Build Healthy Feet with a Barefoot Workout
This simple routine will help you build a strong foundation with the bonus of feeling really good after a day on your feet and in shoes.
- Start with the exercise we did above, spending a few seconds balancing on each foot.
- Next, standing on both feet again, make sure your big toe is pointed straight forward.
- Now twist your feet against the floor as if you’re spinning them to the outside but keep the big toes pressed into the ground.
In doing this, you’ve created a super strong arch and you’re strongly rooted and well balanced. In addition, make sure your hips line up over your legs, your spine stacks on top on your hips, and your head sits on your spine in a neutral position like it should.
Once you’ve got a good feel for all that, practice working through the sequence below. You may not make it all the way through when you first start. Remember your feet are like any other part of your body and you should slowly ramp up your exercise of them. They can get sore from “workouts,” too.
The Barefoot Workout:

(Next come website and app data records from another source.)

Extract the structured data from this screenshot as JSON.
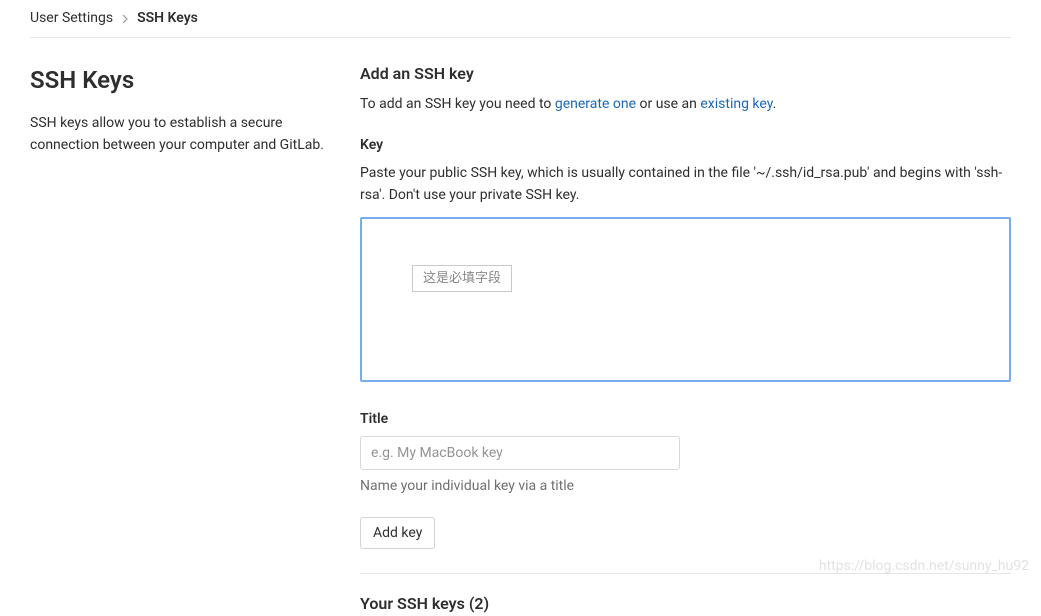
{
  "breadcrumb": {
    "parent": "User Settings",
    "current": "SSH Keys"
  },
  "left": {
    "title": "SSH Keys",
    "description": "SSH keys allow you to establish a secure connection between your computer and GitLab."
  },
  "main": {
    "heading": "Add an SSH key",
    "intro_prefix": "To add an SSH key you need to ",
    "link_generate": "generate one",
    "intro_mid": " or use an ",
    "link_existing": "existing key",
    "intro_suffix": ".",
    "key_label": "Key",
    "key_desc": "Paste your public SSH key, which is usually contained in the file '~/.ssh/id_rsa.pub' and begins with 'ssh-rsa'. Don't use your private SSH key.",
    "key_value": "",
    "tooltip": "这是必填字段",
    "title_label": "Title",
    "title_placeholder": "e.g. My MacBook key",
    "title_help": "Name your individual key via a title",
    "add_button": "Add key",
    "your_keys_heading": "Your SSH keys (2)"
  },
  "watermark": "https://blog.csdn.net/sunny_hu92"
}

- Start by rocking from toes to heels. Start with a small movement, then make it big, going as far forward and as far backward as you can. Hold onto something for balance if you need to, but strive to get to a point where you rock while freestanding. Do that a dozen times.
- Then, start rocking from the outside of your feet to the inside of your feet. It may feel awkward and may not even feel like you are creating much movement at all. That’s okay. Do the best you can. Do that a dozen times.
- Now, spread a towel, t-shirt, or some sort of soft cloth lengthwise in front of you. Grab onto it with your toes and, only using your toes, pull it toward you. It’s like crumpling up a piece of paper in your hand except using your toes. Do this with each foot.
- Next, kneel down so your butt rests on your heels. Switch between the underside of your toes pressed to the ground and the tops of your toes pressed to the ground (see photo below). If this position is painful for your knees or hips, you can place a pillow or a folded blanket between your butt and ankles. Start by spending twenty seconds in each of these positions, and slowly work up until you can spend a full minute in each. This is a really good stretch for the plantar fascia ligament, as well as the toes and the shin.
- Lastly, grab a lacrosse ball, tennis ball, golf ball, or whatever you have handy. While standing, place the ball under your foot and slowly roll the ball from side to side, starting at the base of the toes and going to the heel. Once you’ve done that, roll from heel to toe until you’ve hit every surface of your sole. It should feel like you had a great foot rub.
Do this routine a couple of times a week and you’ll start feeling how strong and supple your feet can be. You’ll also start to appreciate the important role the feet play in performance, injury prevention, and all-around well-being.
If you want some bonus foot training, start picking things up with your toes. Not only does it help build strong feet, but it’s a handy skill. Start with a tissue, then try a pen, then a small rock. Challenge yourself.
Plus, Barefoot Is Fun
Don’t forget the biggest component to foot care and the most enjoyable part — commit to getting out of your shoes as much as possible.
Get outside and walk on some challenging surfaces like sand, hills, or mud. Put those strong feet to work. Don’t worry, you can wash it all off afterward and the dirt isn’t so bad for you, either. Going barefoot and letting your feet breathe is a refreshing experience and the sun will even out your tan. (Let’s face it, you want to look good barefoot, too. Visible sandal lines are just not cool.)
The bottom line on going barefoot: it’s easy to take our feet for granted but the happier they are the happier we’ll be.